_Action item_
Down to the last line, the material below should be reproduced exactly.
Segment Open
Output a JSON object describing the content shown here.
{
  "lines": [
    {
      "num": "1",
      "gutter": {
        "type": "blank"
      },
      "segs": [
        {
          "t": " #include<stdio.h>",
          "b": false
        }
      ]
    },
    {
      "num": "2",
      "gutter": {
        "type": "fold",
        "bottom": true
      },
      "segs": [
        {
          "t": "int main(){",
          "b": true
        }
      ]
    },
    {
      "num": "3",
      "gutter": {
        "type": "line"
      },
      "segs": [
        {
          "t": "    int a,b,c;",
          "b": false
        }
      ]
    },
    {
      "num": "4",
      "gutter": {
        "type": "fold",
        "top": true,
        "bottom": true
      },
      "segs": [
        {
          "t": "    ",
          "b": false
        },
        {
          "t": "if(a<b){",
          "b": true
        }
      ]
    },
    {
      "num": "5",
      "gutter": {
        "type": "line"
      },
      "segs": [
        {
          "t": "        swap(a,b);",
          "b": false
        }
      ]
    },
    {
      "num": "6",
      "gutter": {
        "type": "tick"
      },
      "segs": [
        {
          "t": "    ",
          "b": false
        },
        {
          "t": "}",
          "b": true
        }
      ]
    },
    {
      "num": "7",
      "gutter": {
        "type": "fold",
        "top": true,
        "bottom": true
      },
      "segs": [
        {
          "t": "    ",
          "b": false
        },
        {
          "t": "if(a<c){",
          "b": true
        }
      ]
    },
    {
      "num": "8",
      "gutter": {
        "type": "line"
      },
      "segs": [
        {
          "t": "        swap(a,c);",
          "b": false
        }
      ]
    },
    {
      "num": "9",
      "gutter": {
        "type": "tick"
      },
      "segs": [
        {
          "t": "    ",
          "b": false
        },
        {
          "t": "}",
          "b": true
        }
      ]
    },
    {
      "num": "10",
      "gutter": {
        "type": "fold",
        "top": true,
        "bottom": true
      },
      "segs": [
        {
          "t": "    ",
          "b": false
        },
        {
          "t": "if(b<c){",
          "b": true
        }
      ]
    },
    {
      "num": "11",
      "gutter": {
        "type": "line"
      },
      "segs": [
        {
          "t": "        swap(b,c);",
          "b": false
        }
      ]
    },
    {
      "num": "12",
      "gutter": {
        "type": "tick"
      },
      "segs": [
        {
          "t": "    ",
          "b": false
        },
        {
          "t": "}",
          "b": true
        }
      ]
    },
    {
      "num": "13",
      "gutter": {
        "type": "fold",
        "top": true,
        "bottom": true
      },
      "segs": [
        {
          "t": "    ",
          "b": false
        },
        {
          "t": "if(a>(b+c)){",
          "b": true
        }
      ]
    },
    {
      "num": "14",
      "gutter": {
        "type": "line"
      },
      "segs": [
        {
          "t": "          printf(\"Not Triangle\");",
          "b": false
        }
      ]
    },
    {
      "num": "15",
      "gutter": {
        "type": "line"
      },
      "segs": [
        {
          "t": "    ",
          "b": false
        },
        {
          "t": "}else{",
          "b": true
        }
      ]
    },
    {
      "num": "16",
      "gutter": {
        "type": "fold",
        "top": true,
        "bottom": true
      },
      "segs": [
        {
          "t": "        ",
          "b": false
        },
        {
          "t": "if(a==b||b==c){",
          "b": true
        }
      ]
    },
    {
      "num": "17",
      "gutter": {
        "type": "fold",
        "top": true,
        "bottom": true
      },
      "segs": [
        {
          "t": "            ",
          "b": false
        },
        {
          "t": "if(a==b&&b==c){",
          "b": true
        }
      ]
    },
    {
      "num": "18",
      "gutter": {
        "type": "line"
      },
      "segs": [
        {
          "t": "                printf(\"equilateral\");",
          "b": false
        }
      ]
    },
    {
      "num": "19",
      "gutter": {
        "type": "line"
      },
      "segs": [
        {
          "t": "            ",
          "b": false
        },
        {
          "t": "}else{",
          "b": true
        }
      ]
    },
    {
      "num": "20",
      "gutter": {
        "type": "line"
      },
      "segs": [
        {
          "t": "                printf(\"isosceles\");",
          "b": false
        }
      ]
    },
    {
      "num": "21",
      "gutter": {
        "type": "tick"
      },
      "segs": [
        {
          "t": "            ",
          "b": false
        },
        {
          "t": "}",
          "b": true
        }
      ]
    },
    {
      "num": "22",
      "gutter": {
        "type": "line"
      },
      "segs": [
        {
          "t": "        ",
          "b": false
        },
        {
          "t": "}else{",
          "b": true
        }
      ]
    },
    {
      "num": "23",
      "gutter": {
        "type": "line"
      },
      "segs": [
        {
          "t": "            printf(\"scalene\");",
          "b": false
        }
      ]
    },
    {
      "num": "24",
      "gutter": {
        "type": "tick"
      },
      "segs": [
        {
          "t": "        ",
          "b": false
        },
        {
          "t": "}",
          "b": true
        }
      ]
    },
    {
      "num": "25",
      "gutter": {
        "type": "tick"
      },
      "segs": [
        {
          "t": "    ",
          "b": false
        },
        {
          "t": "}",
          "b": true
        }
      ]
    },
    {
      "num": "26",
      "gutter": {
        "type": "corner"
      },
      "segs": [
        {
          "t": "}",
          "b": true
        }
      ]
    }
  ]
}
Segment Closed
_Result for this exercise_
Output a JSON object describing the content shown here.
{
  "lines": [
    {
      "num": "1",
      "gutter": {
        "type": "blank"
      },
      "segs": [
        {
          "t": " #include<stdio.h>",
          "b": false
        }
      ]
    },
    {
      "num": "2",
      "gutter": {
        "type": "fold",
        "bottom": true
      },
      "segs": [
        {
          "t": "int main(){",
          "b": true
        }
      ]
    },
    {
      "num": "3",
      "gutter": {
        "type": "line"
      },
      "segs": [
        {
          "t": "    int a,b,c;",
          "b": false
        }
      ]
    },
    {
      "num": "4",
      "gutter": {
        "type": "fold",
        "top": true,
        "bottom": true
      },
      "segs": [
        {
          "t": "    ",
          "b": false
        },
        {
          "t": "if(a<b){",
          "b": true
        }
      ]
    },
    {
      "num": "5",
      "gutter": {
        "type": "line"
      },
      "segs": [
        {
          "t": "        swap(a,b);",
          "b": false
        }
      ]
    },
    {
      "num": "6",
      "gutter": {
        "type": "tick"
      },
      "segs": [
        {
          "t": "    ",
          "b": false
        },
        {
          "t": "}",
          "b": true
        }
      ]
    },
    {
      "num": "7",
      "gutter": {
        "type": "fold",
        "top": true,
        "bottom": true
      },
      "segs": [
        {
          "t": "    ",
          "b": false
        },
        {
          "t": "if(a<c){",
          "b": true
        }
      ]
    },
    {
      "num": "8",
      "gutter": {
        "type": "line"
      },
      "segs": [
        {
          "t": "        swap(a,c);",
          "b": false
        }
      ]
    },
    {
      "num": "9",
      "gutter": {
        "type": "tick"
      },
      "segs": [
        {
          "t": "    ",
          "b": false
        },
        {
          "t": "}",
          "b": true
        }
      ]
    },
    {
      "num": "10",
      "gutter": {
        "type": "fold",
        "top": true,
        "bottom": true
      },
      "segs": [
        {
          "t": "    ",
          "b": false
        },
        {
          "t": "if(b<c){",
          "b": true
        }
      ]
    },
    {
      "num": "11",
      "gutter": {
        "type": "line"
      },
      "segs": [
        {
          "t": "        swap(b,c);",
          "b": false
        }
      ]
    },
    {
      "num": "12",
      "gutter": {
        "type": "tick"
      },
      "segs": [
        {
          "t": "    ",
          "b": false
        },
        {
          "t": "}",
          "b": true
        }
      ]
    },
    {
      "num": "13",
      "gutter": {
        "type": "fold",
        "top": true,
        "bottom": true
      },
      "segs": [
        {
          "t": "    ",
          "b": false
        },
        {
          "t": "if(a>(b+c)){",
          "b": true
        }
      ]
    },
    {
      "num": "14",
      "gutter": {
        "type": "line"
      },
      "segs": [
        {
          "t": "          printf(\"Not Triangle\");",
          "b": false
        }
      ]
    },
    {
      "num": "15",
      "gutter": {
        "type": "line"
      },
      "segs": [
        {
          "t": "    ",
          "b": false
        },
        {
          "t": "}else{",
          "b": true
        }
      ]
    },
    {
      "num": "16",
      "gutter": {
        "type": "fold",
        "top": true,
        "bottom": true
      },
      "segs": [
        {
          "t": "        ",
          "b": false
        },
        {
          "t": "if(a==b||b==c){",
          "b": true
        }
      ]
    },
    {
      "num": "17",
      "gutter": {
        "type": "fold",
        "top": true,
        "bottom": true
      },
      "segs": [
        {
          "t": "            ",
          "b": false
        },
        {
          "t": "if(a==b&&b==c){",
          "b": true
        }
      ]
    },
    {
      "num": "18",
      "gutter": {
        "type": "line"
      },
      "segs": [
        {
          "t": "                printf(\"equilateral\");",
          "b": false
        }
      ]
    },
    {
      "num": "19",
      "gutter": {
        "type": "line"
      },
      "segs": [
        {
          "t": "            ",
          "b": false
        },
        {
          "t": "}else{",
          "b": true
        }
      ]
    },
    {
      "num": "20",
      "gutter": {
        "type": "line"
      },
      "segs": [
        {
          "t": "                printf(\"isosceles\");",
          "b": false
        }
      ]
    },
    {
      "num": "21",
      "gutter": {
        "type": "tick"
      },
      "segs": [
        {
          "t": "            ",
          "b": false
        },
        {
          "t": "}",
          "b": true
        }
      ]
    },
    {
      "num": "22",
      "gutter": {
        "type": "line"
      },
      "segs": [
        {
          "t": "        ",
          "b": false
        },
        {
          "t": "}else{",
          "b": true
        }
      ]
    },
    {
      "num": "23",
      "gutter": {
        "type": "line"
      },
      "segs": [
        {
          "t": "            printf(\"scalene\");",
          "b": false
        }
      ]
    },
    {
      "num": "24",
      "gutter": {
        "type": "tick"
      },
      "segs": [
        {
          "t": "        ",
          "b": false
        },
        {
          "t": "}",
          "b": true
        }
      ]
    },
    {
      "num": "25",
      "gutter": {
        "type": "tick"
      },
      "segs": [
        {
          "t": "    ",
          "b": false
        },
        {
          "t": "}",
          "b": true
        }
      ]
    },
    {
      "num": "26",
      "gutter": {
        "type": "corner"
      },
      "segs": [
        {
          "t": "}",
          "b": true
        }
      ]
    }
  ]
}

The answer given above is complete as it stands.